:: Aim of the task ::
Omit the images, then output each of the records below exactly.
Data records Start Marker
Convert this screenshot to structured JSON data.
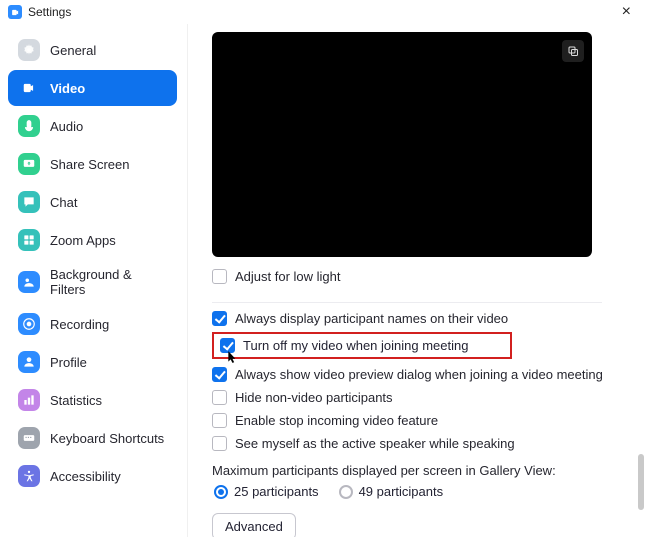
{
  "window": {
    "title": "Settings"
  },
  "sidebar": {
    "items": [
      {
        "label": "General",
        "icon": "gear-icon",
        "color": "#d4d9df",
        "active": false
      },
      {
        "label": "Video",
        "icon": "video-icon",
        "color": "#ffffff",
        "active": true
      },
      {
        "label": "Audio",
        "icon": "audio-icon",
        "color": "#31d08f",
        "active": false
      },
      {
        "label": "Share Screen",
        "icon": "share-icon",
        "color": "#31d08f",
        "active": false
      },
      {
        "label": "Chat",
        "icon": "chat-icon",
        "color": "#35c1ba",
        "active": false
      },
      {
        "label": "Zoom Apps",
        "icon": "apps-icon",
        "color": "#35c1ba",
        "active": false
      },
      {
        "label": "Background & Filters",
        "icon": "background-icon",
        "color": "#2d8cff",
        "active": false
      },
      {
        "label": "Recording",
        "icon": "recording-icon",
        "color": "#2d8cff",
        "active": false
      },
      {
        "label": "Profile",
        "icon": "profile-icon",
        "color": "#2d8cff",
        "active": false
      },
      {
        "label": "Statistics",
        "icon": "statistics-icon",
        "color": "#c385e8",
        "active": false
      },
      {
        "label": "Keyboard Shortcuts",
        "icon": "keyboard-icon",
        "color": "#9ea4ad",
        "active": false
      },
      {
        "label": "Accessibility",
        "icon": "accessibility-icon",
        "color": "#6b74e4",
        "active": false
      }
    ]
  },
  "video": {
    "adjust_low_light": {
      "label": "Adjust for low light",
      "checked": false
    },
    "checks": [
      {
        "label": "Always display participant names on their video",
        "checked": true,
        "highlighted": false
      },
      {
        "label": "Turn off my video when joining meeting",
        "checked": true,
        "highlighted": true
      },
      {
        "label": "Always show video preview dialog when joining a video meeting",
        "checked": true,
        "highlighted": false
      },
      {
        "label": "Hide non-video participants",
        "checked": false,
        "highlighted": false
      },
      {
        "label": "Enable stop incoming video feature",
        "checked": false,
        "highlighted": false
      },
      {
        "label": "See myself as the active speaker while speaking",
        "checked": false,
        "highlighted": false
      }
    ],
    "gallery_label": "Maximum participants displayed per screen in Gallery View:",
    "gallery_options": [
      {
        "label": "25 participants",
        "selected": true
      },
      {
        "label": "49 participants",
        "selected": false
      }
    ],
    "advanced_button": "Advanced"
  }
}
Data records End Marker
:: Answer box ::
Convert this screenshot to structured JSON data.
{
  "window": {
    "title": "Settings"
  },
  "sidebar": {
    "items": [
      {
        "label": "General",
        "icon": "gear-icon",
        "color": "#d4d9df",
        "active": false
      },
      {
        "label": "Video",
        "icon": "video-icon",
        "color": "#ffffff",
        "active": true
      },
      {
        "label": "Audio",
        "icon": "audio-icon",
        "color": "#31d08f",
        "active": false
      },
      {
        "label": "Share Screen",
        "icon": "share-icon",
        "color": "#31d08f",
        "active": false
      },
      {
        "label": "Chat",
        "icon": "chat-icon",
        "color": "#35c1ba",
        "active": false
      },
      {
        "label": "Zoom Apps",
        "icon": "apps-icon",
        "color": "#35c1ba",
        "active": false
      },
      {
        "label": "Background & Filters",
        "icon": "background-icon",
        "color": "#2d8cff",
        "active": false
      },
      {
        "label": "Recording",
        "icon": "recording-icon",
        "color": "#2d8cff",
        "active": false
      },
      {
        "label": "Profile",
        "icon": "profile-icon",
        "color": "#2d8cff",
        "active": false
      },
      {
        "label": "Statistics",
        "icon": "statistics-icon",
        "color": "#c385e8",
        "active": false
      },
      {
        "label": "Keyboard Shortcuts",
        "icon": "keyboard-icon",
        "color": "#9ea4ad",
        "active": false
      },
      {
        "label": "Accessibility",
        "icon": "accessibility-icon",
        "color": "#6b74e4",
        "active": false
      }
    ]
  },
  "video": {
    "adjust_low_light": {
      "label": "Adjust for low light",
      "checked": false
    },
    "checks": [
      {
        "label": "Always display participant names on their video",
        "checked": true,
        "highlighted": false
      },
      {
        "label": "Turn off my video when joining meeting",
        "checked": true,
        "highlighted": true
      },
      {
        "label": "Always show video preview dialog when joining a video meeting",
        "checked": true,
        "highlighted": false
      },
      {
        "label": "Hide non-video participants",
        "checked": false,
        "highlighted": false
      },
      {
        "label": "Enable stop incoming video feature",
        "checked": false,
        "highlighted": false
      },
      {
        "label": "See myself as the active speaker while speaking",
        "checked": false,
        "highlighted": false
      }
    ],
    "gallery_label": "Maximum participants displayed per screen in Gallery View:",
    "gallery_options": [
      {
        "label": "25 participants",
        "selected": true
      },
      {
        "label": "49 participants",
        "selected": false
      }
    ],
    "advanced_button": "Advanced"
  }
}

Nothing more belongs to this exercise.